**Exercise instructions:** A verbatim copy of the records is required, with all pictures left out.

**Website and app data records:**
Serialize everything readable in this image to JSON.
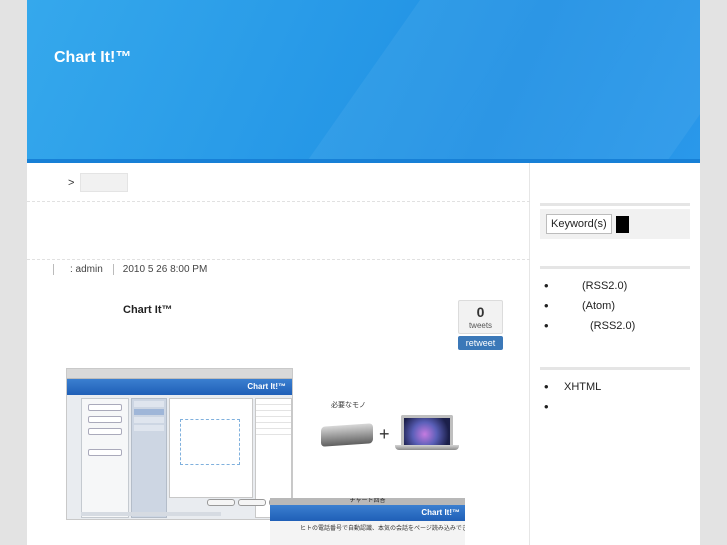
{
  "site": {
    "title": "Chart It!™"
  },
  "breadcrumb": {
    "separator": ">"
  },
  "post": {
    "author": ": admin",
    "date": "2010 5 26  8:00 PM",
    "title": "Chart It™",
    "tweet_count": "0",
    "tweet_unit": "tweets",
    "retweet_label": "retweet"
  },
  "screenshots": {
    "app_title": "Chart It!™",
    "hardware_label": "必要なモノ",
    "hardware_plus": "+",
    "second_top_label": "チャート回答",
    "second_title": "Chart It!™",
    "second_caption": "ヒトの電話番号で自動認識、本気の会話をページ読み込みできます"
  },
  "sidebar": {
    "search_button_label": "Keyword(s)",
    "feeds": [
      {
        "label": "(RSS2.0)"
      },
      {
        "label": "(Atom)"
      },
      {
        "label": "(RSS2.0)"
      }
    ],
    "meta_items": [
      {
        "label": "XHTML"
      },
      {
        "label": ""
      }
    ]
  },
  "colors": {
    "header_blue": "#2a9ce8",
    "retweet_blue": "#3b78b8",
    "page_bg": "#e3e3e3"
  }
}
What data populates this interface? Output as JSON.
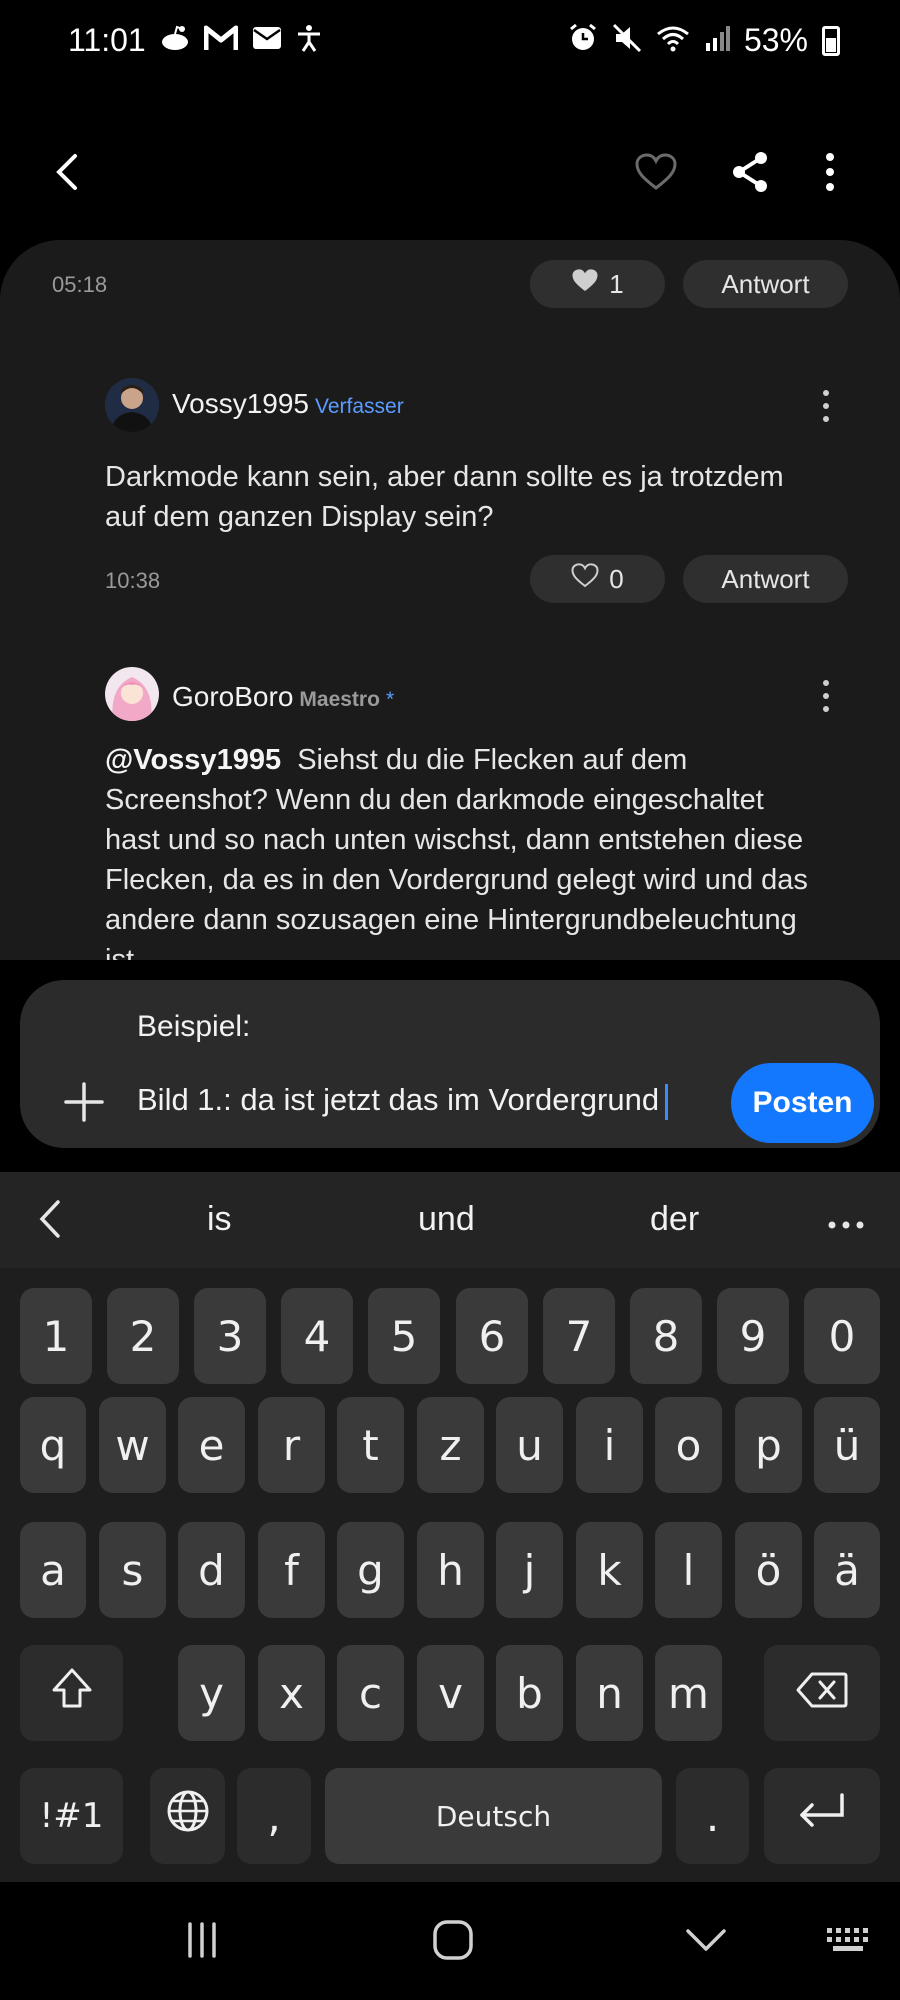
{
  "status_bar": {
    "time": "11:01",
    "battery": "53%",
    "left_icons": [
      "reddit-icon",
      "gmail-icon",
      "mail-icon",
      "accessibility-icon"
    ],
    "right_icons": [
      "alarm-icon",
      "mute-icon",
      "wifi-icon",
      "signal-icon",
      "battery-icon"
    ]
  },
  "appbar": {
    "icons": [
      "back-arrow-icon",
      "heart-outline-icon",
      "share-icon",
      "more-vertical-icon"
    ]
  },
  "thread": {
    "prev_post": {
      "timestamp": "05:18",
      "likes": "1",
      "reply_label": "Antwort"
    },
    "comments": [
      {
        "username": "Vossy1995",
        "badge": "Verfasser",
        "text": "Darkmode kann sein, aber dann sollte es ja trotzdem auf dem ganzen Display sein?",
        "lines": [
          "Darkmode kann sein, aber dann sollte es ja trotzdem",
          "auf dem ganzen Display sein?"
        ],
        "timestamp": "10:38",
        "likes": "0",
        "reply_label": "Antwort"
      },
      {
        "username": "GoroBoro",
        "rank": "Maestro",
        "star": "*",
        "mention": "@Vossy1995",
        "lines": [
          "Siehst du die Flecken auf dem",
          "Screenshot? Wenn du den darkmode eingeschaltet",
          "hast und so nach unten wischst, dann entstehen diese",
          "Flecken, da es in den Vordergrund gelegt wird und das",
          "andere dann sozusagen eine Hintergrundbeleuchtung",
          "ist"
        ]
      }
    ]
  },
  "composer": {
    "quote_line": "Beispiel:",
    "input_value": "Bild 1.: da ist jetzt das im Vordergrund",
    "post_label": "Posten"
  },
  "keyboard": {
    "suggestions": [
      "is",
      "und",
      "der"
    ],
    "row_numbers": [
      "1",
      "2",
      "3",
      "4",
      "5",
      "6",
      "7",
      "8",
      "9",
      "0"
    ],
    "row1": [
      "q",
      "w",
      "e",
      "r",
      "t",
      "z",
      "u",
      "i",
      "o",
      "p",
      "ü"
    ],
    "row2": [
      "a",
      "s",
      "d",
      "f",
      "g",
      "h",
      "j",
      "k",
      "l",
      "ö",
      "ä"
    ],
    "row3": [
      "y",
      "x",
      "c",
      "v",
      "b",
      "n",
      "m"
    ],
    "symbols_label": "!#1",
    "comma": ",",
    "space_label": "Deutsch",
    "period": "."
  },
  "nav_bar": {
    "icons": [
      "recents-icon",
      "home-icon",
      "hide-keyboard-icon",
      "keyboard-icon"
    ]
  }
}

**Solution to the exercise:**
Serialize everything readable in this image to JSON.
{
  "site": {
    "title": "Chart It!™"
  },
  "breadcrumb": {
    "separator": ">"
  },
  "post": {
    "author": ": admin",
    "date": "2010 5 26  8:00 PM",
    "title": "Chart It™",
    "tweet_count": "0",
    "tweet_unit": "tweets",
    "retweet_label": "retweet"
  },
  "screenshots": {
    "app_title": "Chart It!™",
    "hardware_label": "必要なモノ",
    "hardware_plus": "+",
    "second_top_label": "チャート回答",
    "second_title": "Chart It!™",
    "second_caption": "ヒトの電話番号で自動認識、本気の会話をページ読み込みできます"
  },
  "sidebar": {
    "search_button_label": "Keyword(s)",
    "feeds": [
      {
        "label": "(RSS2.0)"
      },
      {
        "label": "(Atom)"
      },
      {
        "label": "(RSS2.0)"
      }
    ],
    "meta_items": [
      {
        "label": "XHTML"
      },
      {
        "label": ""
      }
    ]
  },
  "colors": {
    "header_blue": "#2a9ce8",
    "retweet_blue": "#3b78b8",
    "page_bg": "#e3e3e3"
  }
}
What data populates this interface? Output as JSON.
{
  "status_bar": {
    "time": "11:01",
    "battery": "53%",
    "left_icons": [
      "reddit-icon",
      "gmail-icon",
      "mail-icon",
      "accessibility-icon"
    ],
    "right_icons": [
      "alarm-icon",
      "mute-icon",
      "wifi-icon",
      "signal-icon",
      "battery-icon"
    ]
  },
  "appbar": {
    "icons": [
      "back-arrow-icon",
      "heart-outline-icon",
      "share-icon",
      "more-vertical-icon"
    ]
  },
  "thread": {
    "prev_post": {
      "timestamp": "05:18",
      "likes": "1",
      "reply_label": "Antwort"
    },
    "comments": [
      {
        "username": "Vossy1995",
        "badge": "Verfasser",
        "text": "Darkmode kann sein, aber dann sollte es ja trotzdem auf dem ganzen Display sein?",
        "lines": [
          "Darkmode kann sein, aber dann sollte es ja trotzdem",
          "auf dem ganzen Display sein?"
        ],
        "timestamp": "10:38",
        "likes": "0",
        "reply_label": "Antwort"
      },
      {
        "username": "GoroBoro",
        "rank": "Maestro",
        "star": "*",
        "mention": "@Vossy1995",
        "lines": [
          "Siehst du die Flecken auf dem",
          "Screenshot? Wenn du den darkmode eingeschaltet",
          "hast und so nach unten wischst, dann entstehen diese",
          "Flecken, da es in den Vordergrund gelegt wird und das",
          "andere dann sozusagen eine Hintergrundbeleuchtung",
          "ist"
        ]
      }
    ]
  },
  "composer": {
    "quote_line": "Beispiel:",
    "input_value": "Bild 1.: da ist jetzt das im Vordergrund",
    "post_label": "Posten"
  },
  "keyboard": {
    "suggestions": [
      "is",
      "und",
      "der"
    ],
    "row_numbers": [
      "1",
      "2",
      "3",
      "4",
      "5",
      "6",
      "7",
      "8",
      "9",
      "0"
    ],
    "row1": [
      "q",
      "w",
      "e",
      "r",
      "t",
      "z",
      "u",
      "i",
      "o",
      "p",
      "ü"
    ],
    "row2": [
      "a",
      "s",
      "d",
      "f",
      "g",
      "h",
      "j",
      "k",
      "l",
      "ö",
      "ä"
    ],
    "row3": [
      "y",
      "x",
      "c",
      "v",
      "b",
      "n",
      "m"
    ],
    "symbols_label": "!#1",
    "comma": ",",
    "space_label": "Deutsch",
    "period": "."
  },
  "nav_bar": {
    "icons": [
      "recents-icon",
      "home-icon",
      "hide-keyboard-icon",
      "keyboard-icon"
    ]
  }
}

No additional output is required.